### [Input data]
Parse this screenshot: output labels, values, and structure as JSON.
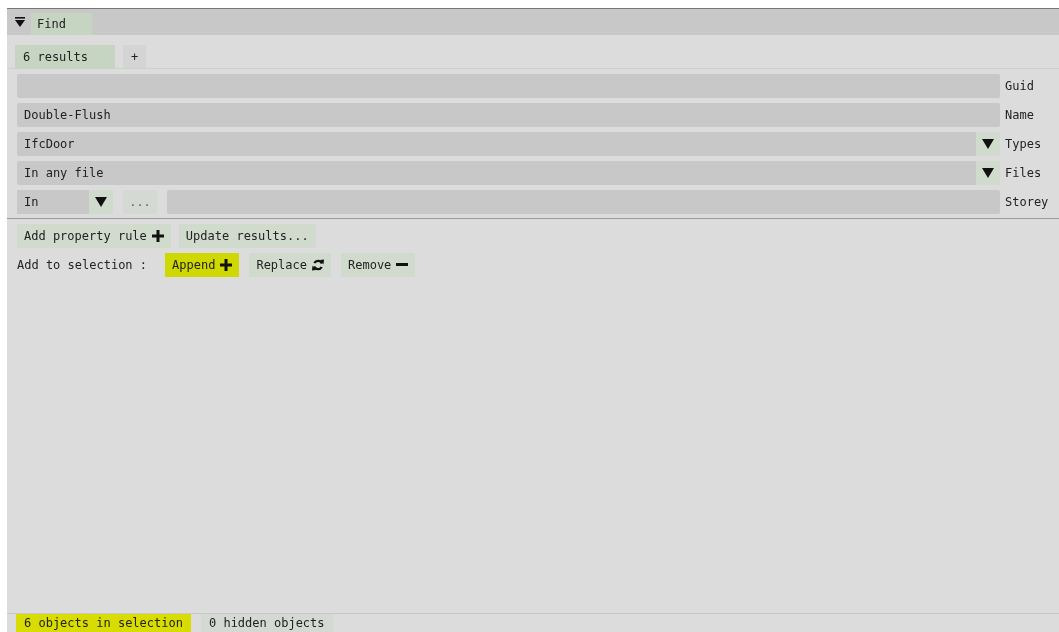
{
  "window": {
    "title": "Find"
  },
  "tabs": [
    {
      "label": "6 results",
      "selected": true
    },
    {
      "label": "+",
      "selected": false
    }
  ],
  "fields": [
    {
      "kind": "text",
      "label": "Guid"
    },
    {
      "kind": "text",
      "value": "Double-Flush",
      "label": "Name"
    },
    {
      "kind": "dropdown",
      "value": "IfcDoor",
      "label": "Types"
    },
    {
      "kind": "dropdown",
      "value": "In any file",
      "label": "Files"
    },
    {
      "kind": "storey",
      "operator": "In",
      "more": "...",
      "label": "Storey"
    }
  ],
  "actions": [
    {
      "label": "Add property rule",
      "kind": "add"
    },
    {
      "label": "Update results...",
      "kind": "plain"
    }
  ],
  "selection_mode": {
    "label": "Add to selection :",
    "options": [
      {
        "label": "Append",
        "kind": "append",
        "selected": true
      },
      {
        "label": "Replace",
        "kind": "replace",
        "selected": false
      },
      {
        "label": "Remove",
        "kind": "remove",
        "selected": false
      }
    ]
  },
  "status_bar": [
    {
      "label": "6 objects in selection",
      "selected": true
    },
    {
      "label": "0 hidden objects",
      "selected": false
    }
  ]
}
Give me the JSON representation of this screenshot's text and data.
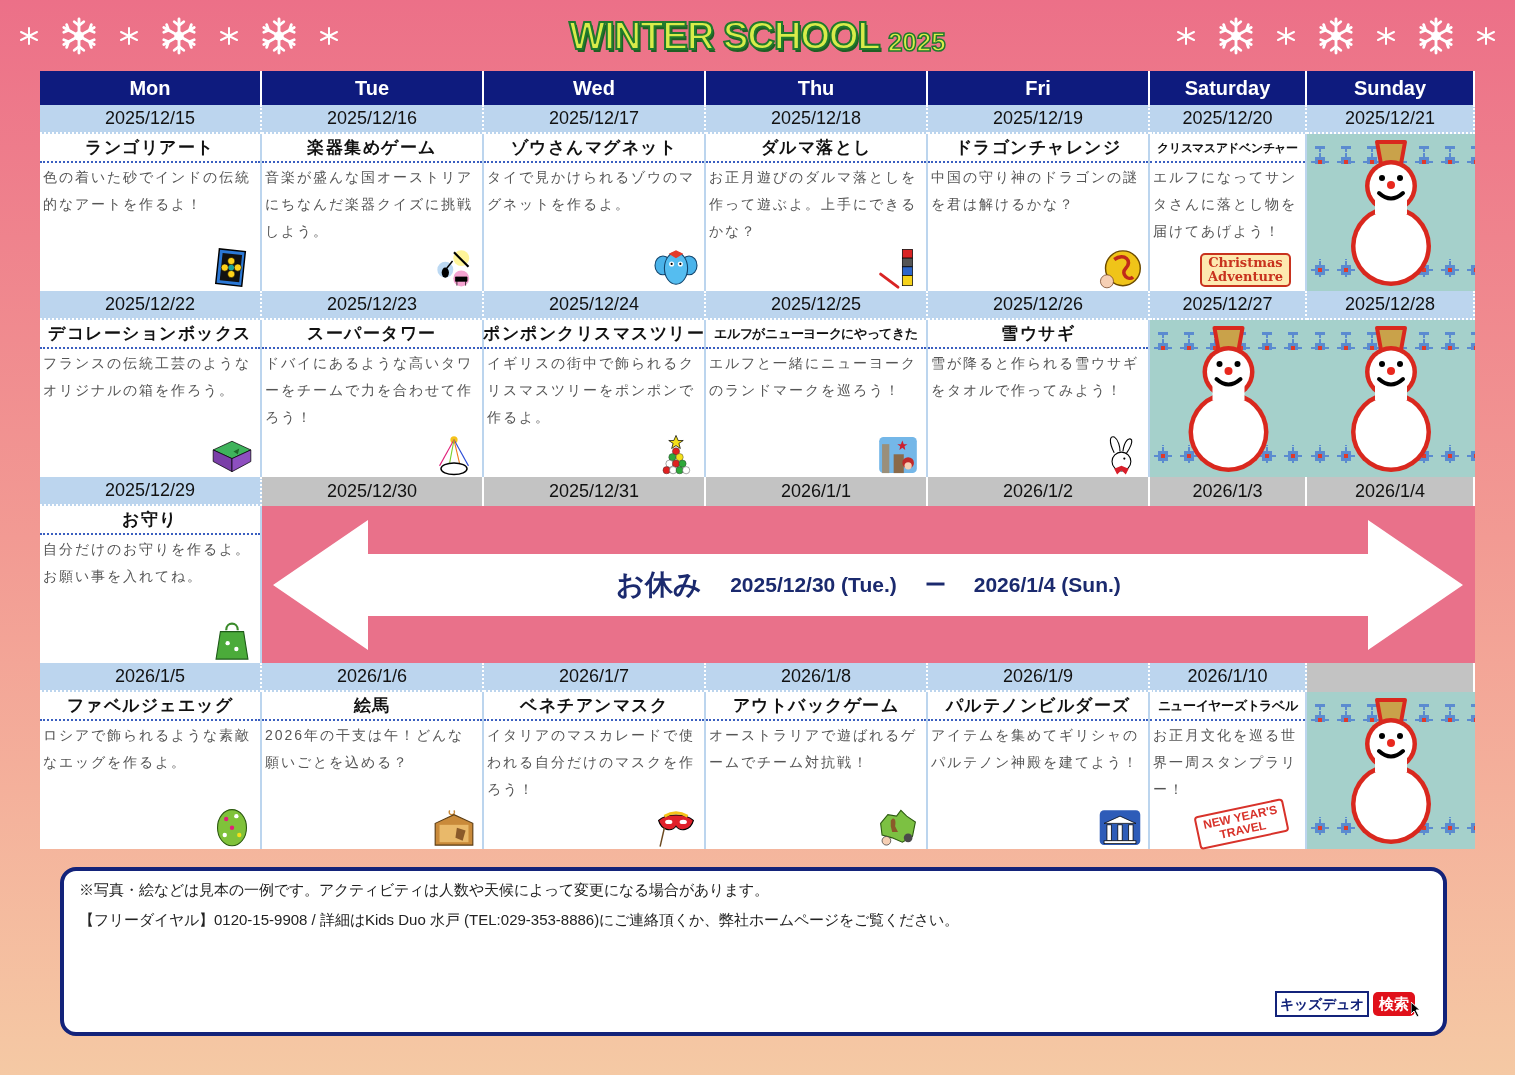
{
  "logo": {
    "title": "WINTER SCHOOL",
    "year": "2025"
  },
  "columns": [
    {
      "label": "Mon"
    },
    {
      "label": "Tue"
    },
    {
      "label": "Wed"
    },
    {
      "label": "Thu"
    },
    {
      "label": "Fri"
    },
    {
      "label": "Saturday"
    },
    {
      "label": "Sunday"
    }
  ],
  "weeks": [
    {
      "days": [
        {
          "kind": "activity",
          "date": "2025/12/15",
          "title": "ランゴリアート",
          "description": "色の着いた砂でインドの伝統的なアートを作るよ！"
        },
        {
          "kind": "activity",
          "date": "2025/12/16",
          "title": "楽器集めゲーム",
          "description": "音楽が盛んな国オーストリアにちなんだ楽器クイズに挑戦しよう。"
        },
        {
          "kind": "activity",
          "date": "2025/12/17",
          "title": "ゾウさんマグネット",
          "description": "タイで見かけられるゾウのマグネットを作るよ。"
        },
        {
          "kind": "activity",
          "date": "2025/12/18",
          "title": "ダルマ落とし",
          "description": "お正月遊びのダルマ落としを作って遊ぶよ。上手にできるかな？"
        },
        {
          "kind": "activity",
          "date": "2025/12/19",
          "title": "ドラゴンチャレンジ",
          "description": "中国の守り神のドラゴンの謎を君は解けるかな？"
        },
        {
          "kind": "activity",
          "date": "2025/12/20",
          "title": "クリスマスアドベンチャー",
          "description": "エルフになってサンタさんに落とし物を届けてあげよう！",
          "sign": {
            "kind": "sign",
            "text": "Christmas\nAdventure"
          }
        },
        {
          "kind": "snowman",
          "date": "2025/12/21"
        }
      ]
    },
    {
      "days": [
        {
          "kind": "activity",
          "date": "2025/12/22",
          "title": "デコレーションボックス",
          "description": "フランスの伝統工芸のようなオリジナルの箱を作ろう。"
        },
        {
          "kind": "activity",
          "date": "2025/12/23",
          "title": "スーパータワー",
          "description": "ドバイにあるような高いタワーをチームで力を合わせて作ろう！"
        },
        {
          "kind": "activity",
          "date": "2025/12/24",
          "title": "ポンポンクリスマスツリー",
          "description": "イギリスの街中で飾られるクリスマスツリーをポンポンで作るよ。"
        },
        {
          "kind": "activity",
          "date": "2025/12/25",
          "title": "エルフがニューヨークにやってきた",
          "description": "エルフと一緒にニューヨークのランドマークを巡ろう！"
        },
        {
          "kind": "activity",
          "date": "2025/12/26",
          "title": "雪ウサギ",
          "description": "雪が降ると作られる雪ウサギをタオルで作ってみよう！"
        },
        {
          "kind": "snowman",
          "date": "2025/12/27"
        },
        {
          "kind": "snowman",
          "date": "2025/12/28"
        }
      ]
    },
    {
      "days": [
        {
          "kind": "activity",
          "date": "2025/12/29",
          "title": "お守り",
          "description": "自分だけのお守りを作るよ。お願い事を入れてね。"
        },
        {
          "kind": "holiday",
          "date": "2025/12/30"
        },
        {
          "kind": "holiday",
          "date": "2025/12/31"
        },
        {
          "kind": "holiday",
          "date": "2026/1/1"
        },
        {
          "kind": "holiday",
          "date": "2026/1/2"
        },
        {
          "kind": "holiday",
          "date": "2026/1/3"
        },
        {
          "kind": "holiday",
          "date": "2026/1/4"
        }
      ],
      "holiday": {
        "label": "お休み",
        "range_start": "2025/12/30 (Tue.)",
        "dash": "ー",
        "range_end": "2026/1/4 (Sun.)"
      }
    },
    {
      "days": [
        {
          "kind": "activity",
          "date": "2026/1/5",
          "title": "ファベルジェエッグ",
          "description": "ロシアで飾られるような素敵なエッグを作るよ。"
        },
        {
          "kind": "activity",
          "date": "2026/1/6",
          "title": "絵馬",
          "description": "2026年の干支は午！どんな願いごとを込める？"
        },
        {
          "kind": "activity",
          "date": "2026/1/7",
          "title": "ベネチアンマスク",
          "description": "イタリアのマスカレードで使われる自分だけのマスクを作ろう！"
        },
        {
          "kind": "activity",
          "date": "2026/1/8",
          "title": "アウトバックゲーム",
          "description": "オーストラリアで遊ばれるゲームでチーム対抗戦！"
        },
        {
          "kind": "activity",
          "date": "2026/1/9",
          "title": "パルテノンビルダーズ",
          "description": "アイテムを集めてギリシャのパルテノン神殿を建てよう！"
        },
        {
          "kind": "activity",
          "date": "2026/1/10",
          "title": "ニューイヤーズトラベル",
          "description": "お正月文化を巡る世界一周スタンプラリー！",
          "sign": {
            "kind": "stamp",
            "text": "NEW YEAR'S\nTRAVEL"
          }
        },
        {
          "kind": "snowman"
        }
      ]
    }
  ],
  "notes": [
    "※写真・絵などは見本の一例です。アクティビティは人数や天候によって変更になる場合があります。",
    "【フリーダイヤル】0120-15-9908 / 詳細はKids Duo 水戸 (TEL:029-353-8886)にご連絡頂くか、弊社ホームページをご覧ください。"
  ],
  "search": {
    "query": "キッズデュオ",
    "button": "検索"
  }
}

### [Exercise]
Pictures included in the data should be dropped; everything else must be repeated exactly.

### [Written answer]
Parse this screenshot: output labels, values, and structure as JSON.
{
  "window": {
    "title": "Find"
  },
  "tabs": [
    {
      "label": "6 results",
      "selected": true
    },
    {
      "label": "+",
      "selected": false
    }
  ],
  "fields": [
    {
      "kind": "text",
      "label": "Guid"
    },
    {
      "kind": "text",
      "value": "Double-Flush",
      "label": "Name"
    },
    {
      "kind": "dropdown",
      "value": "IfcDoor",
      "label": "Types"
    },
    {
      "kind": "dropdown",
      "value": "In any file",
      "label": "Files"
    },
    {
      "kind": "storey",
      "operator": "In",
      "more": "...",
      "label": "Storey"
    }
  ],
  "actions": [
    {
      "label": "Add property rule",
      "kind": "add"
    },
    {
      "label": "Update results...",
      "kind": "plain"
    }
  ],
  "selection_mode": {
    "label": "Add to selection :",
    "options": [
      {
        "label": "Append",
        "kind": "append",
        "selected": true
      },
      {
        "label": "Replace",
        "kind": "replace",
        "selected": false
      },
      {
        "label": "Remove",
        "kind": "remove",
        "selected": false
      }
    ]
  },
  "status_bar": [
    {
      "label": "6 objects in selection",
      "selected": true
    },
    {
      "label": "0 hidden objects",
      "selected": false
    }
  ]
}
Give me the JSON representation of this screenshot's text and data.
{
  "logo": {
    "title": "WINTER SCHOOL",
    "year": "2025"
  },
  "columns": [
    {
      "label": "Mon"
    },
    {
      "label": "Tue"
    },
    {
      "label": "Wed"
    },
    {
      "label": "Thu"
    },
    {
      "label": "Fri"
    },
    {
      "label": "Saturday"
    },
    {
      "label": "Sunday"
    }
  ],
  "weeks": [
    {
      "days": [
        {
          "kind": "activity",
          "date": "2025/12/15",
          "title": "ランゴリアート",
          "description": "色の着いた砂でインドの伝統的なアートを作るよ！"
        },
        {
          "kind": "activity",
          "date": "2025/12/16",
          "title": "楽器集めゲーム",
          "description": "音楽が盛んな国オーストリアにちなんだ楽器クイズに挑戦しよう。"
        },
        {
          "kind": "activity",
          "date": "2025/12/17",
          "title": "ゾウさんマグネット",
          "description": "タイで見かけられるゾウのマグネットを作るよ。"
        },
        {
          "kind": "activity",
          "date": "2025/12/18",
          "title": "ダルマ落とし",
          "description": "お正月遊びのダルマ落としを作って遊ぶよ。上手にできるかな？"
        },
        {
          "kind": "activity",
          "date": "2025/12/19",
          "title": "ドラゴンチャレンジ",
          "description": "中国の守り神のドラゴンの謎を君は解けるかな？"
        },
        {
          "kind": "activity",
          "date": "2025/12/20",
          "title": "クリスマスアドベンチャー",
          "description": "エルフになってサンタさんに落とし物を届けてあげよう！",
          "sign": {
            "kind": "sign",
            "text": "Christmas\nAdventure"
          }
        },
        {
          "kind": "snowman",
          "date": "2025/12/21"
        }
      ]
    },
    {
      "days": [
        {
          "kind": "activity",
          "date": "2025/12/22",
          "title": "デコレーションボックス",
          "description": "フランスの伝統工芸のようなオリジナルの箱を作ろう。"
        },
        {
          "kind": "activity",
          "date": "2025/12/23",
          "title": "スーパータワー",
          "description": "ドバイにあるような高いタワーをチームで力を合わせて作ろう！"
        },
        {
          "kind": "activity",
          "date": "2025/12/24",
          "title": "ポンポンクリスマスツリー",
          "description": "イギリスの街中で飾られるクリスマスツリーをポンポンで作るよ。"
        },
        {
          "kind": "activity",
          "date": "2025/12/25",
          "title": "エルフがニューヨークにやってきた",
          "description": "エルフと一緒にニューヨークのランドマークを巡ろう！"
        },
        {
          "kind": "activity",
          "date": "2025/12/26",
          "title": "雪ウサギ",
          "description": "雪が降ると作られる雪ウサギをタオルで作ってみよう！"
        },
        {
          "kind": "snowman",
          "date": "2025/12/27"
        },
        {
          "kind": "snowman",
          "date": "2025/12/28"
        }
      ]
    },
    {
      "days": [
        {
          "kind": "activity",
          "date": "2025/12/29",
          "title": "お守り",
          "description": "自分だけのお守りを作るよ。お願い事を入れてね。"
        },
        {
          "kind": "holiday",
          "date": "2025/12/30"
        },
        {
          "kind": "holiday",
          "date": "2025/12/31"
        },
        {
          "kind": "holiday",
          "date": "2026/1/1"
        },
        {
          "kind": "holiday",
          "date": "2026/1/2"
        },
        {
          "kind": "holiday",
          "date": "2026/1/3"
        },
        {
          "kind": "holiday",
          "date": "2026/1/4"
        }
      ],
      "holiday": {
        "label": "お休み",
        "range_start": "2025/12/30 (Tue.)",
        "dash": "ー",
        "range_end": "2026/1/4 (Sun.)"
      }
    },
    {
      "days": [
        {
          "kind": "activity",
          "date": "2026/1/5",
          "title": "ファベルジェエッグ",
          "description": "ロシアで飾られるような素敵なエッグを作るよ。"
        },
        {
          "kind": "activity",
          "date": "2026/1/6",
          "title": "絵馬",
          "description": "2026年の干支は午！どんな願いごとを込める？"
        },
        {
          "kind": "activity",
          "date": "2026/1/7",
          "title": "ベネチアンマスク",
          "description": "イタリアのマスカレードで使われる自分だけのマスクを作ろう！"
        },
        {
          "kind": "activity",
          "date": "2026/1/8",
          "title": "アウトバックゲーム",
          "description": "オーストラリアで遊ばれるゲームでチーム対抗戦！"
        },
        {
          "kind": "activity",
          "date": "2026/1/9",
          "title": "パルテノンビルダーズ",
          "description": "アイテムを集めてギリシャのパルテノン神殿を建てよう！"
        },
        {
          "kind": "activity",
          "date": "2026/1/10",
          "title": "ニューイヤーズトラベル",
          "description": "お正月文化を巡る世界一周スタンプラリー！",
          "sign": {
            "kind": "stamp",
            "text": "NEW YEAR'S\nTRAVEL"
          }
        },
        {
          "kind": "snowman"
        }
      ]
    }
  ],
  "notes": [
    "※写真・絵などは見本の一例です。アクティビティは人数や天候によって変更になる場合があります。",
    "【フリーダイヤル】0120-15-9908 / 詳細はKids Duo 水戸 (TEL:029-353-8886)にご連絡頂くか、弊社ホームページをご覧ください。"
  ],
  "search": {
    "query": "キッズデュオ",
    "button": "検索"
  }
}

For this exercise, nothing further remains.